Publication date: August 2017Source:Epilepsy & Behavior, Volume 73
Author(s): Honghai Zhang, Haiting Zhao, Hua-Jun Feng

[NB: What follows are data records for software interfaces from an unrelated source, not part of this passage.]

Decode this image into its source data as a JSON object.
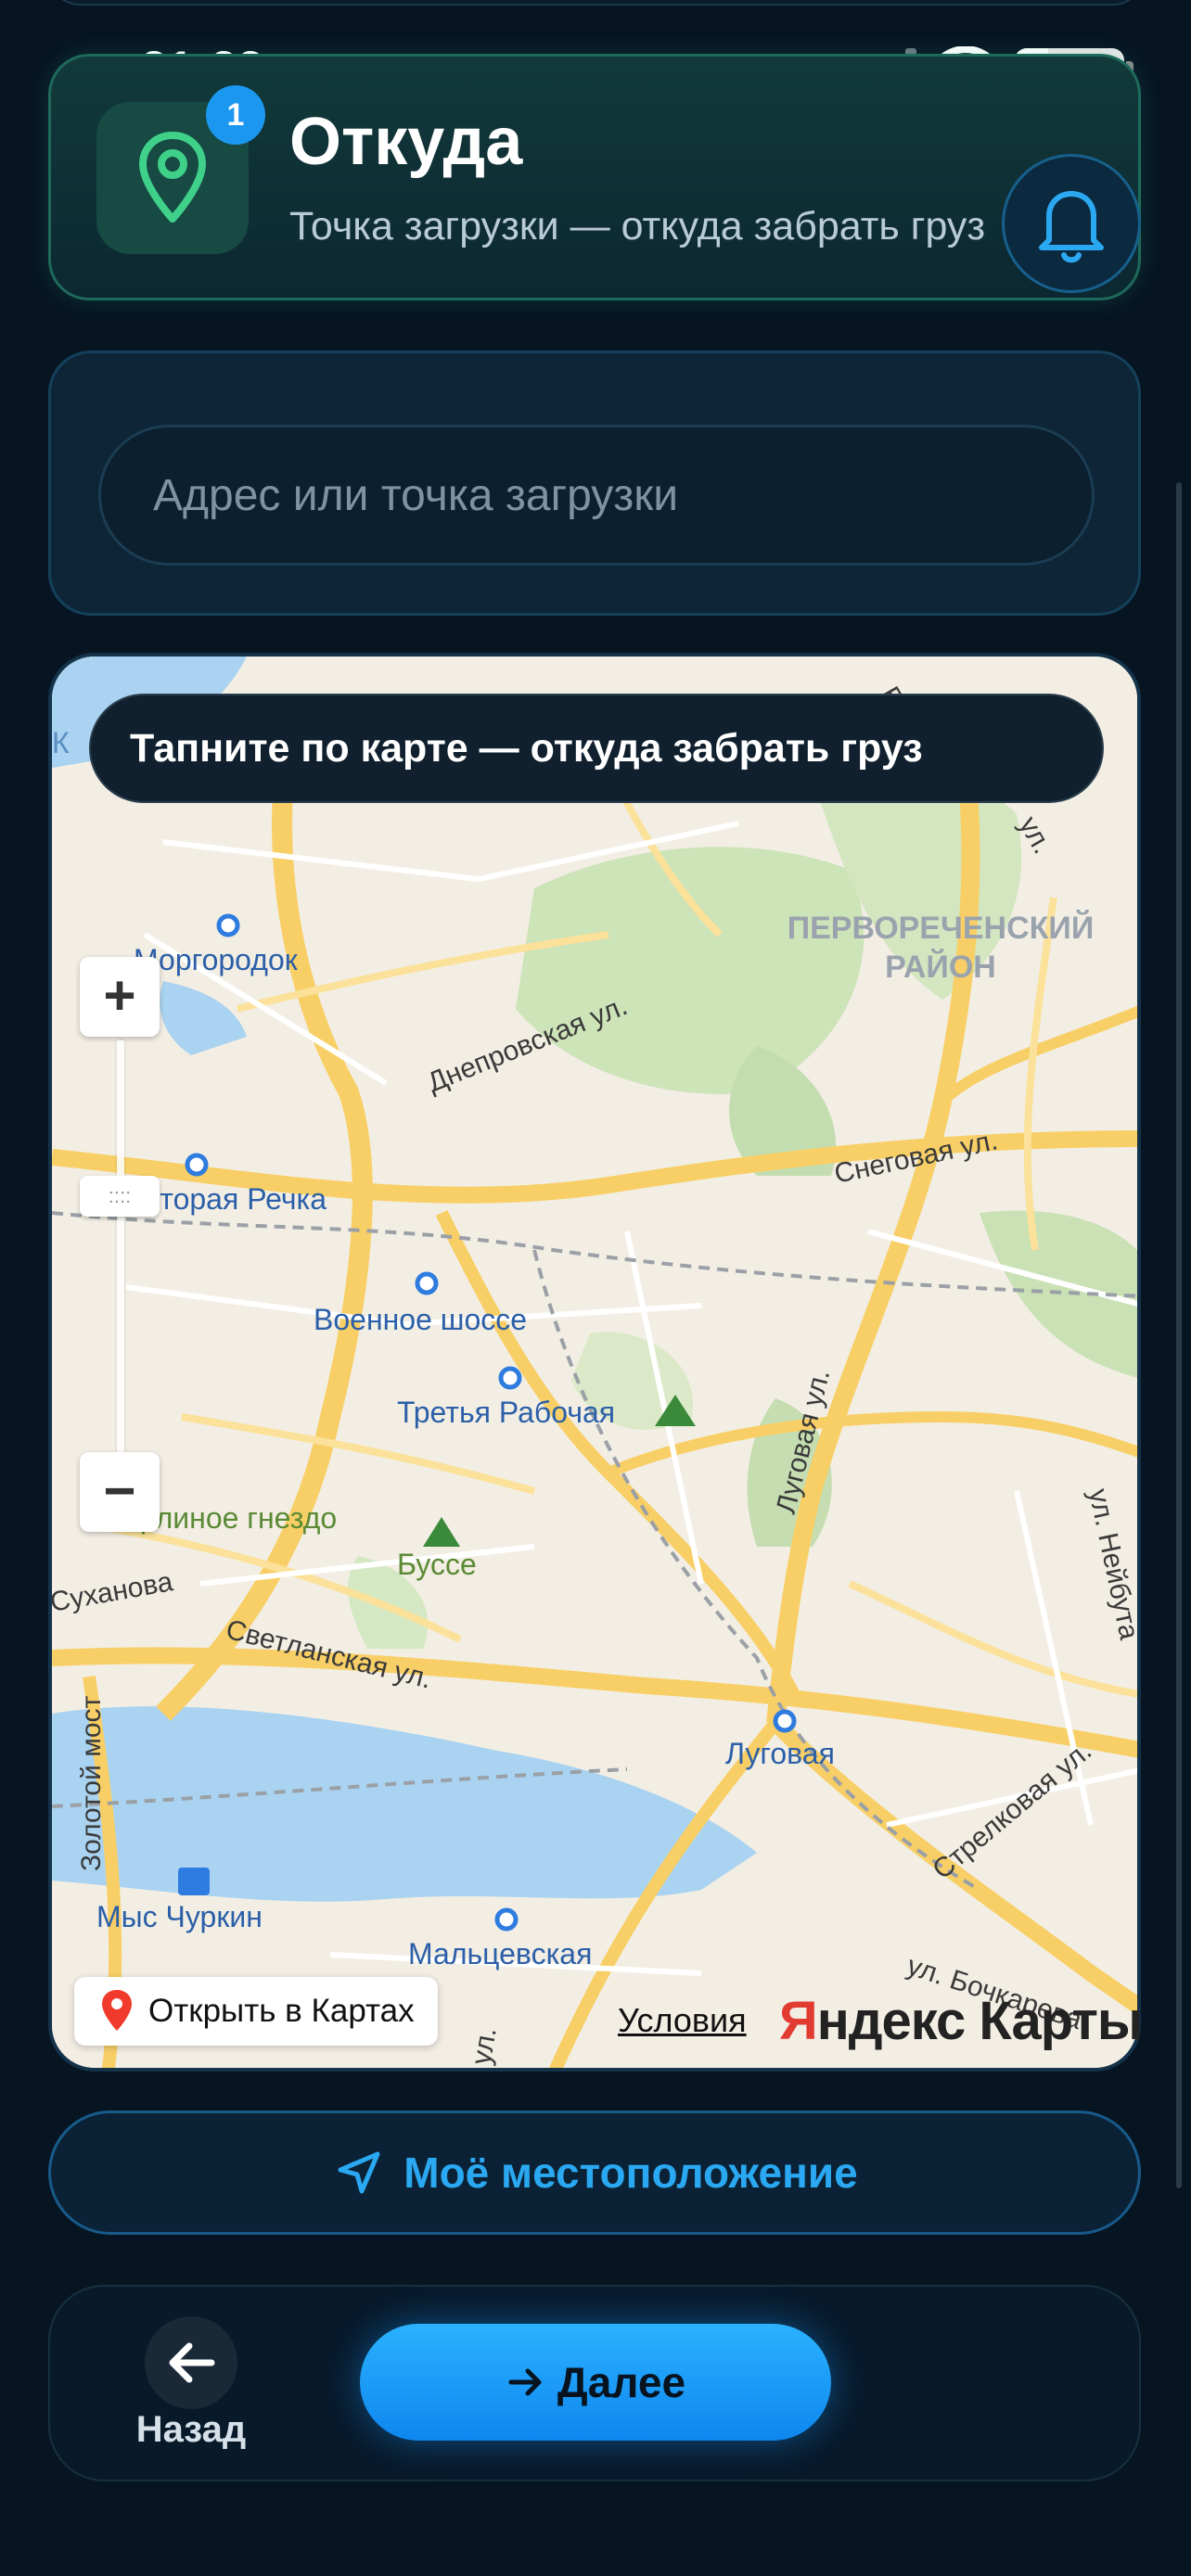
{
  "status_bar": {
    "time": "21:33",
    "battery": "29"
  },
  "header": {
    "badge_count": "1",
    "title": "Откуда",
    "subtitle": "Точка загрузки — откуда забрать груз"
  },
  "address": {
    "placeholder": "Адрес или точка загрузки"
  },
  "map": {
    "hint": "Тапните по карте — откуда забрать груз",
    "zoom_in": "+",
    "zoom_out": "−",
    "open_in_maps": "Открыть в Картах",
    "terms": "Условия",
    "brand_y": "Я",
    "brand_rest": "ндекс Карты",
    "labels": {
      "morgorodok": "Моргородок",
      "pervorechensky": "ПЕРВОРЕЧЕНСКИЙ",
      "raion": "РАЙОН",
      "dneprovskaya": "Днепровская ул.",
      "snegovaya": "Снеговая ул.",
      "vtoraya_rechka": "Вторая Речка",
      "voennoe_shosse": "Военное шоссе",
      "tretya_rabochaya": "Третья Рабочая",
      "lugovaya_ul": "Луговая ул.",
      "orlinoe": "Орлиное гнездо",
      "busse": "Буссе",
      "neyguta": "ул. Нейбута",
      "sukhanova": "Суханова",
      "svetlanskaya": "Светланская ул.",
      "zolotoy_most": "Золотой мост",
      "lugovaya": "Луговая",
      "strelkovaya": "Стрелковая ул.",
      "mys_churkin": "Мыс Чуркин",
      "maltsevskaya": "Мальцевская",
      "bochkareva": "ул. Бочкарева",
      "ul_top": "ул.",
      "ul_bottom": "ул.",
      "v_top": "В",
      "k_left": "К"
    }
  },
  "my_location_button": "Моё местоположение",
  "nav": {
    "back_label": "Назад",
    "next_label": "Далее"
  },
  "colors": {
    "accent": "#1c97ef",
    "pin_green": "#3fd08a",
    "background": "#071522"
  }
}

Sudden unexpected death in epilepsy (SUDEP) is a devastating epilepsy complication, and no effective preventive strategies are currently available for this fatal disorder. Clinical and animal studies of SUDEP demonstrate that seizure-induced respiratory arrest (S-IRA) is the primary event leading to death after generalized seizures in many cases. Enhancing brain levels of serotonin reduces S-IRA in animal models relevant to SUDEP, including the DBA/1 mouse. Given that serotonin in the brain plays an important role in modulating respiration and arousal, these findings suggest that deficits in respiration and/or arousal may contribute to S-IRA. It is well known that norepinephrine is an important neurotransmitter that modulates respiration and arousal in the brain as well. Therefore, we hypothesized that enhancing noradrenergic neurotransmission suppresses S-IRA. To test this hypothesis, we examined the effect of atomoxetine, a norepinephrine reuptake inhibitor (NRI), on S-IRA evoked by either acoustic stimulation or pentylenetetrazole in DBA/1 mice. We report the original observation that atomoxetine specifically suppresses S-IRA without altering the susceptibility to seizures evoked by acoustic stimulation, and atomoxetine also reduces S-IRA evoked by pentylenetetrazole in DBA/1 mice. Our data suggest that the noradrenergic signaling is importantly involved in S-IRA, and that atomoxetine, a medication widely used to treat attention deficit hyperactivity disorder (ADHD), is potentially useful to prevent SUDEP.